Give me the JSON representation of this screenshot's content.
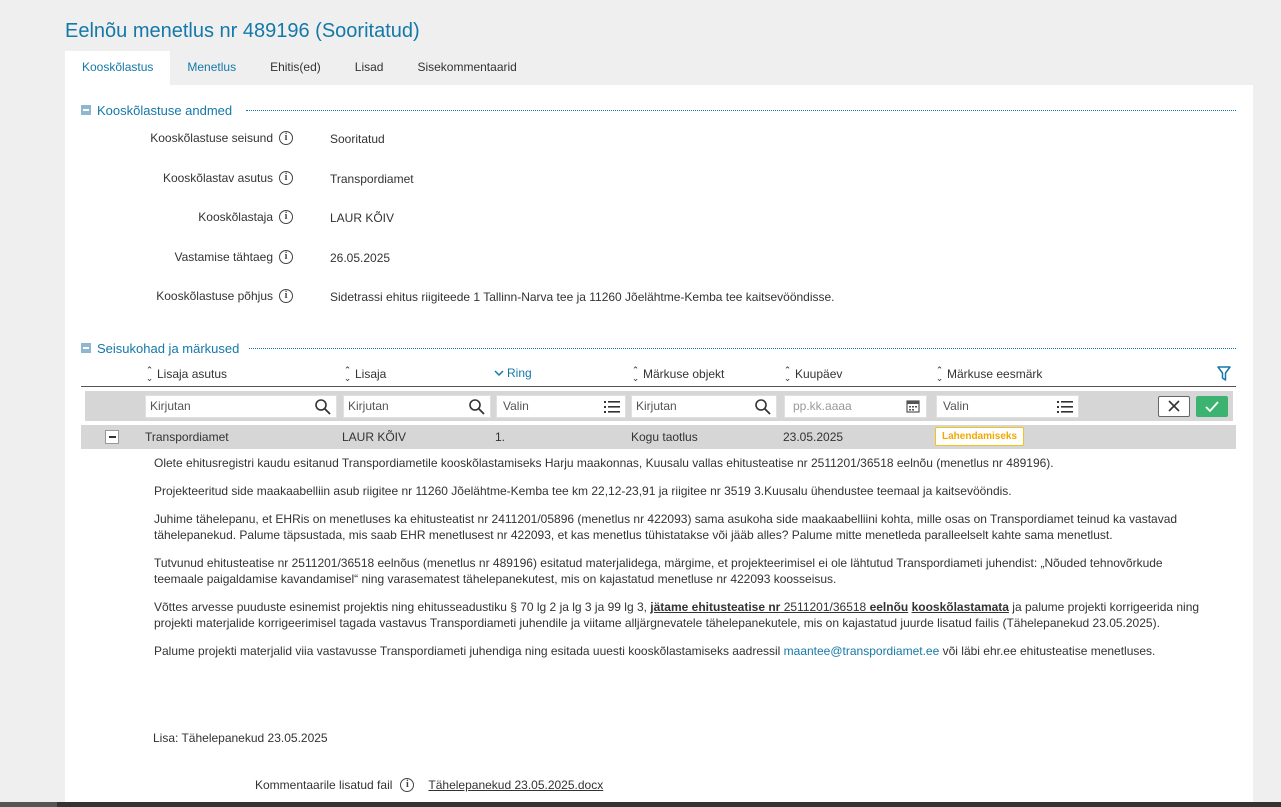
{
  "title": "Eelnõu menetlus nr 489196 (Sooritatud)",
  "tabs": [
    "Kooskõlastus",
    "Menetlus",
    "Ehitis(ed)",
    "Lisad",
    "Sisekommentaarid"
  ],
  "section1": {
    "title": "Kooskõlastuse andmed",
    "fields": [
      {
        "label": "Kooskõlastuse seisund",
        "value": "Sooritatud"
      },
      {
        "label": "Kooskõlastav asutus",
        "value": "Transpordiamet"
      },
      {
        "label": "Kooskõlastaja",
        "value": "LAUR KÕIV"
      },
      {
        "label": "Vastamise tähtaeg",
        "value": "26.05.2025"
      },
      {
        "label": "Kooskõlastuse põhjus",
        "value": "Sidetrassi ehitus riigiteede 1 Tallinn-Narva tee ja 11260 Jõelähtme-Kemba tee kaitsevööndisse."
      }
    ]
  },
  "section2": {
    "title": "Seisukohad ja märkused",
    "columns": [
      "Lisaja asutus",
      "Lisaja",
      "Ring",
      "Märkuse objekt",
      "Kuupäev",
      "Märkuse eesmärk"
    ],
    "filters": {
      "asutus": "Kirjutan",
      "lisaja": "Kirjutan",
      "ring": "Valin",
      "objekt": "Kirjutan",
      "kuupaev": "pp.kk.aaaa",
      "eesmark": "Valin"
    },
    "row": {
      "asutus": "Transpordiamet",
      "lisaja": "LAUR KÕIV",
      "ring": "1.",
      "objekt": "Kogu taotlus",
      "kuupaev": "23.05.2025",
      "eesmark": "Lahendamiseks"
    },
    "paragraphs": {
      "p1": "Olete ehitusregistri kaudu esitanud Transpordiametile kooskõlastamiseks Harju maakonnas, Kuusalu vallas ehitusteatise nr 2511201/36518 eelnõu (menetlus nr 489196).",
      "p2": "Projekteeritud side maakaabelliin asub riigitee nr 11260 Jõelähtme-Kemba tee km 22,12-23,91 ja riigitee nr 3519 3.Kuusalu ühendustee teemaal ja kaitsevööndis.",
      "p3": "Juhime tähelepanu, et EHRis on menetluses ka ehitusteatist nr 2411201/05896 (menetlus nr 422093) sama asukoha side maakaabelliini kohta, mille osas on Transpordiamet teinud ka vastavad tähelepanekud. Palume täpsustada, mis saab EHR menetlusest nr 422093, et kas menetlus tühistatakse või jääb alles? Palume mitte menetleda paralleelselt kahte sama menetlust.",
      "p4": "Tutvunud ehitusteatise nr 2511201/36518 eelnõus (menetlus nr 489196) esitatud materjalidega, märgime, et projekteerimisel ei ole lähtutud Transpordiameti juhendist: „Nõuded tehnovõrkude teemaale paigaldamise kavandamisel“ ning varasematest tähelepanekutest, mis on kajastatud menetluse nr 422093 koosseisus.",
      "p5a": "Võttes arvesse puuduste esinemist projektis ning ehitusseadustiku § 70 lg 2 ja lg 3 ja 99 lg 3, ",
      "p5b1": "jätame ehitusteatise nr",
      "p5b2": " 2511201/36518 ",
      "p5b3": "eelnõu",
      "p5b4": " ",
      "p5b5": "kooskõlastamata",
      "p5c": " ja palume projekti korrigeerida ning projekti materjalide korrigeerimisel tagada vastavus Transpordiameti juhendile ja viitame alljärgnevatele tähelepanekutele, mis on kajastatud juurde lisatud failis (Tähelepanekud 23.05.2025).",
      "p6a": "Palume projekti materjalid viia vastavusse Transpordiameti juhendiga ning esitada uuesti kooskõlastamiseks aadressil ",
      "p6email": "maantee@transpordiamet.ee",
      "p6b": " või läbi ehr.ee ehitusteatise menetluses."
    },
    "lisa": "Lisa: Tähelepanekud 23.05.2025",
    "attachment_label": "Kommentaarile lisatud fail",
    "attachment_file": "Tähelepanekud 23.05.2025.docx"
  },
  "colors": {
    "accent": "#1478a8",
    "badge": "#f0c419",
    "ok": "#3cb371"
  }
}
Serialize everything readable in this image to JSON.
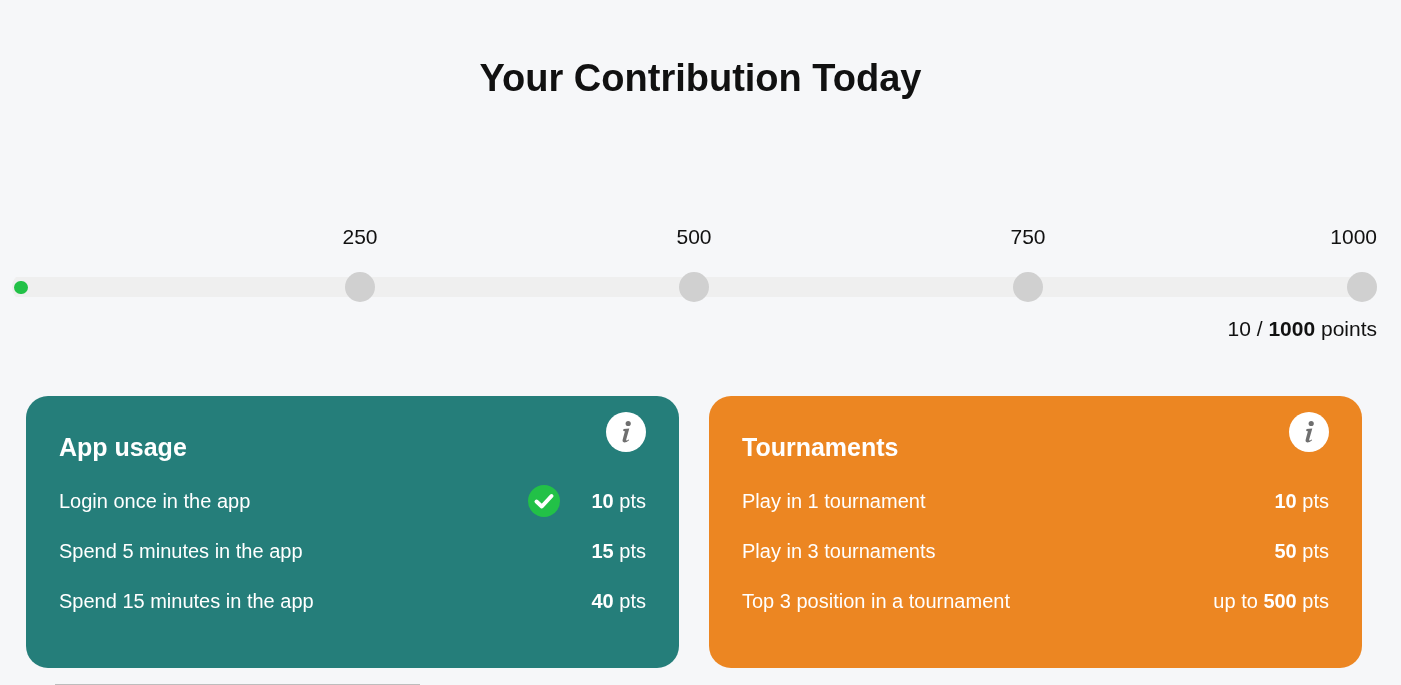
{
  "title": "Your Contribution Today",
  "progress": {
    "level": 0.01,
    "milestones": [
      "250",
      "500",
      "750",
      "1000"
    ],
    "summary": "10 / **1000** points"
  },
  "cards": [
    {
      "title": "App usage",
      "color": "#257e7a",
      "tasks": [
        {
          "label": "Login once in the app",
          "done": true,
          "points": "**10** pts"
        },
        {
          "label": "Spend 5 minutes in the app",
          "done": false,
          "points": "**15** pts"
        },
        {
          "label": "Spend 15 minutes in the app",
          "done": false,
          "points": "**40** pts"
        }
      ]
    },
    {
      "title": "Tournaments",
      "color": "#ec8622",
      "tasks": [
        {
          "label": "Play in 1 tournament",
          "done": false,
          "points": "**10** pts"
        },
        {
          "label": "Play in 3 tournaments",
          "done": false,
          "points": "**50** pts"
        },
        {
          "label": "Top 3 position in a tournament",
          "done": false,
          "points": "up to **500** pts"
        }
      ]
    }
  ]
}
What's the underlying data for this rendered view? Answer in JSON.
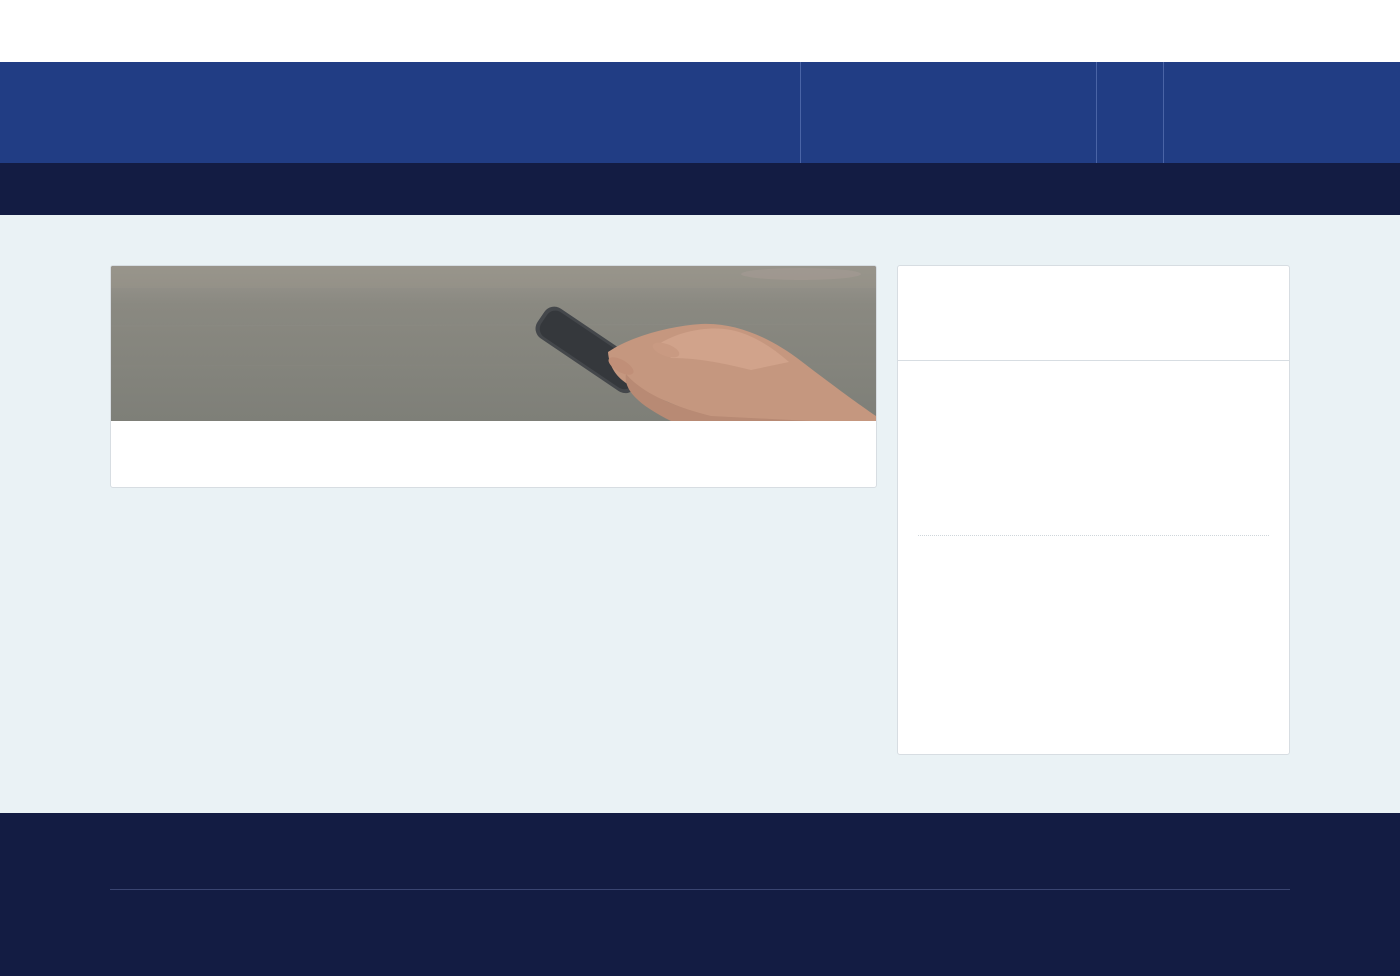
{
  "colors": {
    "header_blue": "#213d84",
    "nav_dark": "#131c43",
    "page_background": "#eaf2f5",
    "card_background": "#ffffff",
    "footer_dark": "#131c43"
  },
  "hero": {
    "image_icon": "phone-in-hands-photo"
  }
}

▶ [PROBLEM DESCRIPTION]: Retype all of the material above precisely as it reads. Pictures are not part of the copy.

▶ [SOLUTION TO THIS TASK]:
Give me the JSON representation of this screenshot's content.
{
  "title": "Eelnõu menetlus nr 489196 (Sooritatud)",
  "tabs": [
    "Kooskõlastus",
    "Menetlus",
    "Ehitis(ed)",
    "Lisad",
    "Sisekommentaarid"
  ],
  "section1": {
    "title": "Kooskõlastuse andmed",
    "fields": [
      {
        "label": "Kooskõlastuse seisund",
        "value": "Sooritatud"
      },
      {
        "label": "Kooskõlastav asutus",
        "value": "Transpordiamet"
      },
      {
        "label": "Kooskõlastaja",
        "value": "LAUR KÕIV"
      },
      {
        "label": "Vastamise tähtaeg",
        "value": "26.05.2025"
      },
      {
        "label": "Kooskõlastuse põhjus",
        "value": "Sidetrassi ehitus riigiteede 1 Tallinn-Narva tee ja 11260 Jõelähtme-Kemba tee kaitsevööndisse."
      }
    ]
  },
  "section2": {
    "title": "Seisukohad ja märkused",
    "columns": [
      "Lisaja asutus",
      "Lisaja",
      "Ring",
      "Märkuse objekt",
      "Kuupäev",
      "Märkuse eesmärk"
    ],
    "filters": {
      "asutus": "Kirjutan",
      "lisaja": "Kirjutan",
      "ring": "Valin",
      "objekt": "Kirjutan",
      "kuupaev": "pp.kk.aaaa",
      "eesmark": "Valin"
    },
    "row": {
      "asutus": "Transpordiamet",
      "lisaja": "LAUR KÕIV",
      "ring": "1.",
      "objekt": "Kogu taotlus",
      "kuupaev": "23.05.2025",
      "eesmark": "Lahendamiseks"
    },
    "paragraphs": {
      "p1": "Olete ehitusregistri kaudu esitanud Transpordiametile kooskõlastamiseks Harju maakonnas, Kuusalu vallas ehitusteatise nr 2511201/36518 eelnõu (menetlus nr 489196).",
      "p2": "Projekteeritud side maakaabelliin asub riigitee nr 11260 Jõelähtme-Kemba tee km 22,12-23,91 ja riigitee nr 3519 3.Kuusalu ühendustee teemaal ja kaitsevööndis.",
      "p3": "Juhime tähelepanu, et EHRis on menetluses ka ehitusteatist nr 2411201/05896 (menetlus nr 422093) sama asukoha side maakaabelliini kohta, mille osas on Transpordiamet teinud ka vastavad tähelepanekud. Palume täpsustada, mis saab EHR menetlusest nr 422093, et kas menetlus tühistatakse või jääb alles? Palume mitte menetleda paralleelselt kahte sama menetlust.",
      "p4": "Tutvunud ehitusteatise nr 2511201/36518 eelnõus (menetlus nr 489196) esitatud materjalidega, märgime, et projekteerimisel ei ole lähtutud Transpordiameti juhendist: „Nõuded tehnovõrkude teemaale paigaldamise kavandamisel“ ning varasematest tähelepanekutest, mis on kajastatud menetluse nr 422093 koosseisus.",
      "p5a": "Võttes arvesse puuduste esinemist projektis ning ehitusseadustiku § 70 lg 2 ja lg 3 ja 99 lg 3, ",
      "p5b1": "jätame ehitusteatise nr",
      "p5b2": " 2511201/36518 ",
      "p5b3": "eelnõu",
      "p5b4": " ",
      "p5b5": "kooskõlastamata",
      "p5c": " ja palume projekti korrigeerida ning projekti materjalide korrigeerimisel tagada vastavus Transpordiameti juhendile ja viitame alljärgnevatele tähelepanekutele, mis on kajastatud juurde lisatud failis (Tähelepanekud 23.05.2025).",
      "p6a": "Palume projekti materjalid viia vastavusse Transpordiameti juhendiga ning esitada uuesti kooskõlastamiseks aadressil ",
      "p6email": "maantee@transpordiamet.ee",
      "p6b": " või läbi ehr.ee ehitusteatise menetluses."
    },
    "lisa": "Lisa: Tähelepanekud 23.05.2025",
    "attachment_label": "Kommentaarile lisatud fail",
    "attachment_file": "Tähelepanekud 23.05.2025.docx"
  },
  "colors": {
    "accent": "#1478a8",
    "badge": "#f0c419",
    "ok": "#3cb371"
  }
}
Serialize everything readable in this image to JSON.
{
  "title": "Your Contribution Today",
  "progress": {
    "level": 0.01,
    "milestones": [
      "250",
      "500",
      "750",
      "1000"
    ],
    "summary": "10 / **1000** points"
  },
  "cards": [
    {
      "title": "App usage",
      "color": "#257e7a",
      "tasks": [
        {
          "label": "Login once in the app",
          "done": true,
          "points": "**10** pts"
        },
        {
          "label": "Spend 5 minutes in the app",
          "done": false,
          "points": "**15** pts"
        },
        {
          "label": "Spend 15 minutes in the app",
          "done": false,
          "points": "**40** pts"
        }
      ]
    },
    {
      "title": "Tournaments",
      "color": "#ec8622",
      "tasks": [
        {
          "label": "Play in 1 tournament",
          "done": false,
          "points": "**10** pts"
        },
        {
          "label": "Play in 3 tournaments",
          "done": false,
          "points": "**50** pts"
        },
        {
          "label": "Top 3 position in a tournament",
          "done": false,
          "points": "up to **500** pts"
        }
      ]
    }
  ]
}
What's the underlying data for this rendered view? Answer in JSON.
{
  "colors": {
    "header_blue": "#213d84",
    "nav_dark": "#131c43",
    "page_background": "#eaf2f5",
    "card_background": "#ffffff",
    "footer_dark": "#131c43"
  },
  "hero": {
    "image_icon": "phone-in-hands-photo"
  }
}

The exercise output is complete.